The new cupholder install has been life-altering. The 1994 Land Cruiser has a square cupholder that sits near the driver’s right hip and then a Grand-Canyon-sized space in front of the center console that contains the drinks after they spill but does nothing to stop them from spilling. The cupholder I purchased is 3D-printed and made of durable plastic. It fits perfectly and holds my coffee thermos and soda cans well. My only complaint is that it only comes in tan or gray, and neither one matches the chocolate brown of the interior. It is nice to have two more cupholders.
I installed rain guards on all four roll-down windows. Not too fancy, but nice to not have to worry about rain getting in when the windows are cracked.
Before our Flint Hills trip, we installed the snorkel. They really are for looks. Yes, snorkels are functional and helpful when fording high water, but we just don’t have that much high water locally. The kit we used was a knockoff of the more expensive versions, but several the local Land Cruiser owners have used this kit previously. I met up with one of the local guys who has installed a couple of these before. When it came time to cut the hole in the fender, I did it. I relied on his expertise getting it all lined up correctly before the drill even had power.
I do not expect to be plowing through water or mud deep enough to need a snorkel. This install is really a “break in case of emergency” mod. It might be five to ten years in the future before I’ll need to use it, but it was simple and cheap enough to get it installed now. Also purchased were materials to extend my differential breathers, which I will do before pursuing any more water crossings.
My oldest son and I tested out our new features during a weekend trip exploring the Flint Hills. The early morning rain storm made our weekend look like we spent way more time off-road than we did. The damp, wet, and greasy roads seem to help the Land Cruiser collect mud as we went.
A motley crew
We met up with a group of 16 vehicles for the local overland group. While we were the only 80 Series Land Cruiser, there were three 100 Series, a 5th-gen 4Runner and a first-gen Tacoma. Also attending the trip were two Wrangler TJ’s, a newer GMC Sierra, a Land Rover Discovery LR4, a Chevy Colorado ZR2, and a 1980s Toyota pickup that had been lowered. Quite a range of vehicles, which is one of the reasons I like to travel with this group. Everything is very low key and brand loyalty doesn’t become a point of contention. Even though our local Land Rover enthusiast has been pushing me hard to join him and the dark prince, Lucas electrics. I will eventually, but it’s going to be a Range Rover Classic. Someday.

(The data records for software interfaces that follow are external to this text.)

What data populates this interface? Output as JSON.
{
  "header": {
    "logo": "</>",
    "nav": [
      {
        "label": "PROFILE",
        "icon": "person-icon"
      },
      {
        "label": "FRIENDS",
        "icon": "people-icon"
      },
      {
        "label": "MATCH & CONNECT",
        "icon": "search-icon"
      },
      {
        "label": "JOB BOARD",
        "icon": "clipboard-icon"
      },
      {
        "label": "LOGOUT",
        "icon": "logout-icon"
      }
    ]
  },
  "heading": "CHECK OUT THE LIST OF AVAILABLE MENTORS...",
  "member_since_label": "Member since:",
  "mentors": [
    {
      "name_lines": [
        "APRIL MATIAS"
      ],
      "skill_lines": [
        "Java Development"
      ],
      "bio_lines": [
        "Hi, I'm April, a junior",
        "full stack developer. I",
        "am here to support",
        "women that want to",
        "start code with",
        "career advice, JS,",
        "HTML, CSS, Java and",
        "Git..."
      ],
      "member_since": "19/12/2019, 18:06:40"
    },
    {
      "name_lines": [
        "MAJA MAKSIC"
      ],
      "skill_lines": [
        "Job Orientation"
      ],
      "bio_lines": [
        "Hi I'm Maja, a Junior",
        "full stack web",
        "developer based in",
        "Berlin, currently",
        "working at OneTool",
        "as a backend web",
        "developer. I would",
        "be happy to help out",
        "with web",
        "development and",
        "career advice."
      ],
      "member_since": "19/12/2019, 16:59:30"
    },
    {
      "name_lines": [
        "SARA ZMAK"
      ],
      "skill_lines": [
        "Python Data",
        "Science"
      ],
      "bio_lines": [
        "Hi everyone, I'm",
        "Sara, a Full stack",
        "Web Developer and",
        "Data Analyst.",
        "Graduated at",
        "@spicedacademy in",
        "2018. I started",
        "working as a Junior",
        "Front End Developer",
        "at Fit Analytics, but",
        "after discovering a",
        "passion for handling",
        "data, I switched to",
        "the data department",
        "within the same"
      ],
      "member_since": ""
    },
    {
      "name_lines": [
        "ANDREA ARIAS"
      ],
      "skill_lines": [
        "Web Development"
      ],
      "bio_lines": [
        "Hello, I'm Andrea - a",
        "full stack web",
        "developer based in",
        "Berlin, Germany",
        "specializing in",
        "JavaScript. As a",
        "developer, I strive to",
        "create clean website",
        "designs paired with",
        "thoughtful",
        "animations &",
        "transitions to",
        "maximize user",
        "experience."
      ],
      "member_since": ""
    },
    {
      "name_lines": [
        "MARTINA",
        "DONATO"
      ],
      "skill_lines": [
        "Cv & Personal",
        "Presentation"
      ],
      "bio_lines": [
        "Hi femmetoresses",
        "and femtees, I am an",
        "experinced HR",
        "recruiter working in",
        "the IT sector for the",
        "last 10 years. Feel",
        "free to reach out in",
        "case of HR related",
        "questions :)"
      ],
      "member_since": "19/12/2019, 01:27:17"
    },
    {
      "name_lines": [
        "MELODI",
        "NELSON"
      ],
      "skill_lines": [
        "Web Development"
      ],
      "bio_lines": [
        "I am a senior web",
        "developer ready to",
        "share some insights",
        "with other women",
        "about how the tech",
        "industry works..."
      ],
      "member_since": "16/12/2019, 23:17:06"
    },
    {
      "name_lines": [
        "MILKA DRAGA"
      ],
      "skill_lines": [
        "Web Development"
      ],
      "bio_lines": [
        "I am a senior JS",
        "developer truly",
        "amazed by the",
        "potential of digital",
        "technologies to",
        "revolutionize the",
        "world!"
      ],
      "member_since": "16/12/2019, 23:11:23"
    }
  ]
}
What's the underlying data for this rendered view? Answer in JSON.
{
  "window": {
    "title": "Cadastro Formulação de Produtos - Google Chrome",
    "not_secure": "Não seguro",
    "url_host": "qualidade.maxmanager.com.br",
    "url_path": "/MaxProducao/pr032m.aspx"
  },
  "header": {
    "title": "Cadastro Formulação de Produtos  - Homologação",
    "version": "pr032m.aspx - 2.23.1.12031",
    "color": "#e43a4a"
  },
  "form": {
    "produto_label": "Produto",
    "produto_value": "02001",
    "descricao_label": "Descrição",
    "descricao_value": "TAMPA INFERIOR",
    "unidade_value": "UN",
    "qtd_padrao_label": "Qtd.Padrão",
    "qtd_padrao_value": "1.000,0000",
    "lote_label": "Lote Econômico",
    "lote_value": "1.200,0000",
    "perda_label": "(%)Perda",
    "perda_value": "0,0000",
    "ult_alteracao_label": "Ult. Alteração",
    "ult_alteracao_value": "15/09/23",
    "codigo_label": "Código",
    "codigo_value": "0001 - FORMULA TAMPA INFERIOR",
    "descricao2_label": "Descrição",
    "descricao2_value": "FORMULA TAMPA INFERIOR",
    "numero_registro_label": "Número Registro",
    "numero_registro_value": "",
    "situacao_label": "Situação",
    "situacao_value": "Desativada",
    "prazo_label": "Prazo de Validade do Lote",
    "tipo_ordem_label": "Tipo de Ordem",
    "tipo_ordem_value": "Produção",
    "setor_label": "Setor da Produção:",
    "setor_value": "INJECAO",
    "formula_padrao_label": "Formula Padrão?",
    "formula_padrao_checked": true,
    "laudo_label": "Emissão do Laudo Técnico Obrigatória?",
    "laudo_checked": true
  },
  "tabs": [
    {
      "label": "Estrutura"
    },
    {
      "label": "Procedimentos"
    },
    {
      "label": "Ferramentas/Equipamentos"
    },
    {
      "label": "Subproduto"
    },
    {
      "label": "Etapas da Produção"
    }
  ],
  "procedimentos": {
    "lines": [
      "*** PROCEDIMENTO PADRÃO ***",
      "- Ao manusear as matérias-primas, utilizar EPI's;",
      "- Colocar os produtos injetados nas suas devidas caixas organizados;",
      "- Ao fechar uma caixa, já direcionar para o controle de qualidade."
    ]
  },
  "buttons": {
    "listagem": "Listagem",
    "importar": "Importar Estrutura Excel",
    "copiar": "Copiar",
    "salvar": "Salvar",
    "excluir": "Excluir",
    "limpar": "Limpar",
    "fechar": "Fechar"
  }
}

The Land Yacht handle the backroads and minimum maintenance roads with ease. Nobody really had any trouble, and it was very fun watching the lower Toyota splash/slide his way through everything. That little truck is a beast.
Being that it was only the two of us on this trip, I pulled the rear seats and used the truck itself as our tent. I’ve done this once before on a trip to the salt flats in Oklahoma. It’s really quite comfortable. Set up takes place in as long as it takes you to roll out the sleeping pads and bags. Thanks to the new rain guards on the windows, they can be cracked enough that condensation wasn’t an issue. Even with the heavy dew and some rain during the night, we woke up in a warm dry vehicle. This had me to start the search for an 80 series camper conversion for the roof. There are very few options and they are all crazy expensive. I’ll buy a van before I buy a camper conversion.
We did encounter a decent waterfall at our camping spot, which was unexpected.
Through the mud
The only other nature we ran into was a water crossing on the morning of our second day. Limestone covered the bottom of the creek and it was solid and flat. Our fearless leader navigated it first since he was the closest to the front and possessed a winch. We followed him. The crossing was straightforward, and my Florida Jeeping days came back when we got to the far bank and probably used too much power to get out. But we made it and the look on my son’s face was worth it to me.
I gave my camera to my 10-year-old to shoot with. We now have 120 images of cows. He wanted cow pics and that’s what he shot.
He did get the only picture I could find of our friend’s rescue dog, who is definitely part Coyote or Wolf.
It was a great weekend of “roaming” around Kansas. My phone loses its cell signal a lot. I can still make phone calls and Google Maps still works, but the rest of the phone does nothing. Having the phone be just a phone is nice. I’m already itching to get back out to the mountains. Colorado is calling. Or maybe it’s Arkansas? So many options.
I cannot wait for Redusernab Goes Off-Roading 2020.
[Images copyright 2019 Redusernab/Christopher Tracy]